A Short Tribute

A Short Tribute

Hacham Yitzhak Even Denan, son of Hacham Samuel, was born on 15 Av, 5594 (1834) in Fes, Morocco.

Hacham Yitzhak Even Denan learned Torah from his father, Hacham Samuel of the Even Denan dynasty, which traces its ancestry to Maimonides. When his brother, Hacham Moshe Even Denan, died (1858), his son, Hacham Moshe Even Denan also began to study with his grandfather, Hacham Samuel, so that Hacham Yitzhak Even Denan studied together with his nephew, Hacham Shlomo Even Denan.

In 1875, Hacham Yitzhak Even Denan visited the Land of Israel with his nephew, Hacham Shlomo Even Denan.

In 1879, Hacham Yitzhak Even Denan was appointed Dayan in Fes.

Hacham Yitzhak Even Denan married and three of the couple’s children grew up to be Torah scholars: Hacham Maimon served as the Fes community treasurer, Hacham Samuel was a preacher, and Hacham Jacob was a shochet and a religious manuscript scribe.
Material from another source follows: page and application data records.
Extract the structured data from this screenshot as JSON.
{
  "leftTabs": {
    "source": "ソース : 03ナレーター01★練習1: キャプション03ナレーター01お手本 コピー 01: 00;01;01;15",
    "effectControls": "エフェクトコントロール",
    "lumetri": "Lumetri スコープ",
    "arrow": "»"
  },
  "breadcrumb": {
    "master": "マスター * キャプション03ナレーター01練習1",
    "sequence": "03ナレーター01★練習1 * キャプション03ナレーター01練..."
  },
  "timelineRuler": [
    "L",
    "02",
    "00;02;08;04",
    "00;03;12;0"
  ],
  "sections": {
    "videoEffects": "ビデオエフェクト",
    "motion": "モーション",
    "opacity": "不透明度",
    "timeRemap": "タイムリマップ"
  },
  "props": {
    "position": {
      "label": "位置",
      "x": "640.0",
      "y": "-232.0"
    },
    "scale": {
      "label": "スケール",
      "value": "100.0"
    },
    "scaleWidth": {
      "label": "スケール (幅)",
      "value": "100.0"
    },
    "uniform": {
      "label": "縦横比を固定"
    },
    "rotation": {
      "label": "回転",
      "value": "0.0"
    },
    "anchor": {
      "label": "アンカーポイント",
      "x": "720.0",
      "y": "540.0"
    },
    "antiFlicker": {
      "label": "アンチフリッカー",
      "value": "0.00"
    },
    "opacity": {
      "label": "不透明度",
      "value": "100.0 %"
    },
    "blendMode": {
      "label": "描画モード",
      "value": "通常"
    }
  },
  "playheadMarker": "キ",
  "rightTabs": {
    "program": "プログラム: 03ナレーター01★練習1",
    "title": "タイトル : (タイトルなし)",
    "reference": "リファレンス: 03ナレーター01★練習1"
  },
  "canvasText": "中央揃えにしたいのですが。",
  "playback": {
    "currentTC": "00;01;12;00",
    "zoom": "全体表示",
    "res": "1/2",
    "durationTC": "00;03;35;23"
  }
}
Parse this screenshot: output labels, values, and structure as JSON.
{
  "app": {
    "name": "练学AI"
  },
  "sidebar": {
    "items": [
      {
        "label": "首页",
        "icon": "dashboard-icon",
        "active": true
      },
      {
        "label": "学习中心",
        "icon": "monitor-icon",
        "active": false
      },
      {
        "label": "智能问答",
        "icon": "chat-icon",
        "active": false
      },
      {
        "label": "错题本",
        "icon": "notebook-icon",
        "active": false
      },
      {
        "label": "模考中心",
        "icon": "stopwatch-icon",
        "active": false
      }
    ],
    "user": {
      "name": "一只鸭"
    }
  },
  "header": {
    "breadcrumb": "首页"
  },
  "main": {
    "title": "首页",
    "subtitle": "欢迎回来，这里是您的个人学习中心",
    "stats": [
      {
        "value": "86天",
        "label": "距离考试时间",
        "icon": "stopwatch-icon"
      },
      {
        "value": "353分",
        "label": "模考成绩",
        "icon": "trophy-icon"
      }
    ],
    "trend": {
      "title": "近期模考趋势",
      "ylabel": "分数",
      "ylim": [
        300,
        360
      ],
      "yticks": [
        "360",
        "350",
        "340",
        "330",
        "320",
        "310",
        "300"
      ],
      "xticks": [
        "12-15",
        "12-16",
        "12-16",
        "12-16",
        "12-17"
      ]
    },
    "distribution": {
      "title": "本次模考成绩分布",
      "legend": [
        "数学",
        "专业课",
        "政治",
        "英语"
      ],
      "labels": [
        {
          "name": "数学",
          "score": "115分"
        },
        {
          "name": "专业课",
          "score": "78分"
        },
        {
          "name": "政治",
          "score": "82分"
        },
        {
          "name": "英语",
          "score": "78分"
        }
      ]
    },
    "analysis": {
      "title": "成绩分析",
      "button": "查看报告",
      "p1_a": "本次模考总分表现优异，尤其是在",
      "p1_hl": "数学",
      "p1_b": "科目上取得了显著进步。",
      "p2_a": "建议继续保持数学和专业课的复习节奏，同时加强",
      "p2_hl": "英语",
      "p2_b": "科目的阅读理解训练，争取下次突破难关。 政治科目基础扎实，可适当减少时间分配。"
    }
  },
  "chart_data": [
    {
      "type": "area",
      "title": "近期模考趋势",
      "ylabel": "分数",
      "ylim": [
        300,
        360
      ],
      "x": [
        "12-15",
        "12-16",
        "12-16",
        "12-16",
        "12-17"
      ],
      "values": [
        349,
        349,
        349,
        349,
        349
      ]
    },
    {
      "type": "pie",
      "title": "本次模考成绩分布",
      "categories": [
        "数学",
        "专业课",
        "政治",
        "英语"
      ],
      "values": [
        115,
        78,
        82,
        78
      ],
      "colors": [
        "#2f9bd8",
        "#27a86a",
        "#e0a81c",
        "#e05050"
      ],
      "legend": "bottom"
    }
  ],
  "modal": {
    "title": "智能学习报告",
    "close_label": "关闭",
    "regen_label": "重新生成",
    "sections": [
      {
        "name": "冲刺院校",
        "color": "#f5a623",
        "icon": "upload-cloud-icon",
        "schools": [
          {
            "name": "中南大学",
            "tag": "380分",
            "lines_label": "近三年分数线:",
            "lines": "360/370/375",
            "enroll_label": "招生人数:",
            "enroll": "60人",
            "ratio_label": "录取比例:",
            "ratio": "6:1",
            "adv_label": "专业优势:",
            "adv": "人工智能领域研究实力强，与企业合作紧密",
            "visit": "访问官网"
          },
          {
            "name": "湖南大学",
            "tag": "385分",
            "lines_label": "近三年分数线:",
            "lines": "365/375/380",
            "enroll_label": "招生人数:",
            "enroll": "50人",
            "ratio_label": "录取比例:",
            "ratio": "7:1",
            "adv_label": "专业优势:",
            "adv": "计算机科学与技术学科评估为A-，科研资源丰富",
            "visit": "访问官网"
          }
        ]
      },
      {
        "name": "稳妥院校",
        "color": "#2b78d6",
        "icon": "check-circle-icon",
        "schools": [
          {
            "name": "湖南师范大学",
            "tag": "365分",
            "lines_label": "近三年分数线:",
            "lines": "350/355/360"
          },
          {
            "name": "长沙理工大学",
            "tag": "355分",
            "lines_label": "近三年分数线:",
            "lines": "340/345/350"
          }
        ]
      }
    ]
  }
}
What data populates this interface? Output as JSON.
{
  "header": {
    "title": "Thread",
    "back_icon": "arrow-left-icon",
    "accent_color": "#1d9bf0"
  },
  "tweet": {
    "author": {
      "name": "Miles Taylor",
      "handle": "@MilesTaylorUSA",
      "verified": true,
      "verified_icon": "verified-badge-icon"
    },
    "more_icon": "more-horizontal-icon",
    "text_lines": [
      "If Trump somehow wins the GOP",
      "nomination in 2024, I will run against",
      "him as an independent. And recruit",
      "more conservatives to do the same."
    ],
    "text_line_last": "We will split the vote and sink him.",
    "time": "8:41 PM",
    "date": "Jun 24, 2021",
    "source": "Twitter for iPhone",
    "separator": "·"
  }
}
Hacham Yitzhak Even Denan passed away on 24 Iyar, 5660 (1900) and was buried in Fes. His writings, published by his sons in a book entitled L’Yitzhak Re’akh, include responsa, textual commentary, and halakhic rulings.

 

Tzedakah and Healing
A few quotes from the Rabbi on 'Tzedakah and Healing'
Tzedakah and Healing
A few quotes from the Rabbi on 'Tzedakah and Healing'
Love of Israel
A few quotes from the Rabbi on 'Love of Israel'
Customs of Israel
A few quotes from the Rabbi on 'Customs of Israel'
in which he provides the reason for the custom to refrain from eating black olives during the month of Nissan
I was asked what I thought and how I feel about the prevalent custom in our city’s community to refrain from eating black olives during the entire month of Nissan. My custom is also not to eat them, and may I say that the customs of the people Israel are considered as Torah.
Being that it was during this month that the Almighty took us out of slavery in Egypt, and that we were commanded to “Remember this day when you left Egypt”, and that our sages, of blessed memory said [concerning olives], “the father [the source, i.e. the olive] causes memory loss and its outcome [oil] clarifies [thought], they had the custom of refraining from eating olives, their reason being that eating them causes forgetfulness. We are commanded to remember the miracles performed for us during this month. In order to cherish the commandment in a timely way, on the date and time that the miracles happened, it is not right that we eat something that causes forgetfulness.
The reason for singling out black olives is because oil is usually drawn from them. They said that "the source causes forgetfulness" concerning the olive whose son [outcome] clarifies, and the ones that are common during this season are generally the black ones; the green ones are less common. Their ruling concerns the ones that are common, so they did not rule concerning the less common ones.
L'Yitzhak Re'akh, Volume II, p.5a, Bnei Issachar Institute Press, Jerusalem, 1986
Torah Study
A few quotes from the Rabbi on 'Torah Study'